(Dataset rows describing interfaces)
[Start of Attachment]
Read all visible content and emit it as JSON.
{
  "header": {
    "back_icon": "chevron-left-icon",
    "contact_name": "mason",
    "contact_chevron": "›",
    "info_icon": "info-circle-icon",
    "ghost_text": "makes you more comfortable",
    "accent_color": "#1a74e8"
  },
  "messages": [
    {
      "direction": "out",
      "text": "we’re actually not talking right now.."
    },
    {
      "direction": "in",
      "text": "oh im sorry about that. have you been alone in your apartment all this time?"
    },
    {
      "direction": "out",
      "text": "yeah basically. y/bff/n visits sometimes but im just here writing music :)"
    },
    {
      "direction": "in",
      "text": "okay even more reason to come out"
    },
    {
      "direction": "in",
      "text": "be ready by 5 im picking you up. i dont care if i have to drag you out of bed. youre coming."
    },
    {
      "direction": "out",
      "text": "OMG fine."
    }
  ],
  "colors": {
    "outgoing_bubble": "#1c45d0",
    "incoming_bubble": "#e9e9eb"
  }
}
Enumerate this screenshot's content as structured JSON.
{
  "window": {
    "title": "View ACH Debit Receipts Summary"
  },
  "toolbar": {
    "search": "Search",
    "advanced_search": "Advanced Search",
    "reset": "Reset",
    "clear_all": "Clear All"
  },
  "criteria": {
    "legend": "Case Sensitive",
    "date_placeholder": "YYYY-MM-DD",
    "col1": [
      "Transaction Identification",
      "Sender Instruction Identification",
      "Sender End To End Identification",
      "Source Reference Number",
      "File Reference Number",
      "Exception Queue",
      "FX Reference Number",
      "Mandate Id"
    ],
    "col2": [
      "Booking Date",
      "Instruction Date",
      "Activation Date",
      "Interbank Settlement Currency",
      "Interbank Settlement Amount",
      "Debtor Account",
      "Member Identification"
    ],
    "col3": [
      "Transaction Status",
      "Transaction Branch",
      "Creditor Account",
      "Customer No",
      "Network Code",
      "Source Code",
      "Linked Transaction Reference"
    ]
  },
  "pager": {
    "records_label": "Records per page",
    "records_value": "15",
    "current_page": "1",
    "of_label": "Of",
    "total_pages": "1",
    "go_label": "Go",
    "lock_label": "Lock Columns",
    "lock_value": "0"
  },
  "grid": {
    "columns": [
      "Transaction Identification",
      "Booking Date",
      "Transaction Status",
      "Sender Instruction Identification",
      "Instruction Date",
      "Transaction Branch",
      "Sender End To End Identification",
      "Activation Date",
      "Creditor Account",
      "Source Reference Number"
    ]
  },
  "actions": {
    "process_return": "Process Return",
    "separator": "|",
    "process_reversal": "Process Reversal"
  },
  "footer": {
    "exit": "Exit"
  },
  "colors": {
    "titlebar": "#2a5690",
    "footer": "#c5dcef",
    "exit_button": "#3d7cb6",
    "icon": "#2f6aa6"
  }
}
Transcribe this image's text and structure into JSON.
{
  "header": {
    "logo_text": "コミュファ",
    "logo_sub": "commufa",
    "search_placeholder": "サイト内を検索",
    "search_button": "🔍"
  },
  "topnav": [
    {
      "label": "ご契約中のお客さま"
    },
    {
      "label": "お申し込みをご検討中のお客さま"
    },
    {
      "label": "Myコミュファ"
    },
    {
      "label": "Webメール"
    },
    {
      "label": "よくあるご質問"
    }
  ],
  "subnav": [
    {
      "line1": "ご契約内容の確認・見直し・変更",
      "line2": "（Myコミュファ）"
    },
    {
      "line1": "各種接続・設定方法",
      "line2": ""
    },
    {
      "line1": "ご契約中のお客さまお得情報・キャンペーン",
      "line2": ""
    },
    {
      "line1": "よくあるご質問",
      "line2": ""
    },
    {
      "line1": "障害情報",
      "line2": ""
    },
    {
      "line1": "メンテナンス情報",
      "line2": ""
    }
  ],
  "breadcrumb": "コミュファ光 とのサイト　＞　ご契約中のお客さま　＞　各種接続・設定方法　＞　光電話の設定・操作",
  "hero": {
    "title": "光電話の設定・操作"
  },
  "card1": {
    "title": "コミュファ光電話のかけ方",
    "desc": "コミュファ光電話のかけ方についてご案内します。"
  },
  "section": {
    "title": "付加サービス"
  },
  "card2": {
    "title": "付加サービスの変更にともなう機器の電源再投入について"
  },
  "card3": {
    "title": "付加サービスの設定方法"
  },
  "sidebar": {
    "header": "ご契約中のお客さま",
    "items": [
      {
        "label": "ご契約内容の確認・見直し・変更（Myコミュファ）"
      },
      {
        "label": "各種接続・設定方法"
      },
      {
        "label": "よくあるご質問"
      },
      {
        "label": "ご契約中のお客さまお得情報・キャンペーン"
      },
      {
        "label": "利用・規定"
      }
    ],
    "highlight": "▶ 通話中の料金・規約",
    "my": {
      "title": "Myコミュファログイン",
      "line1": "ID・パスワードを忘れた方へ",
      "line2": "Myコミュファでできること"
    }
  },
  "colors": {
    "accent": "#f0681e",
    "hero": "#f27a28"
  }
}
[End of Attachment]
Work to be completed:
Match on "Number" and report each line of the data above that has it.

Answer box:
      "Source Reference Number",
      "File Reference Number",
      "FX Reference Number",
      "Source Reference Number"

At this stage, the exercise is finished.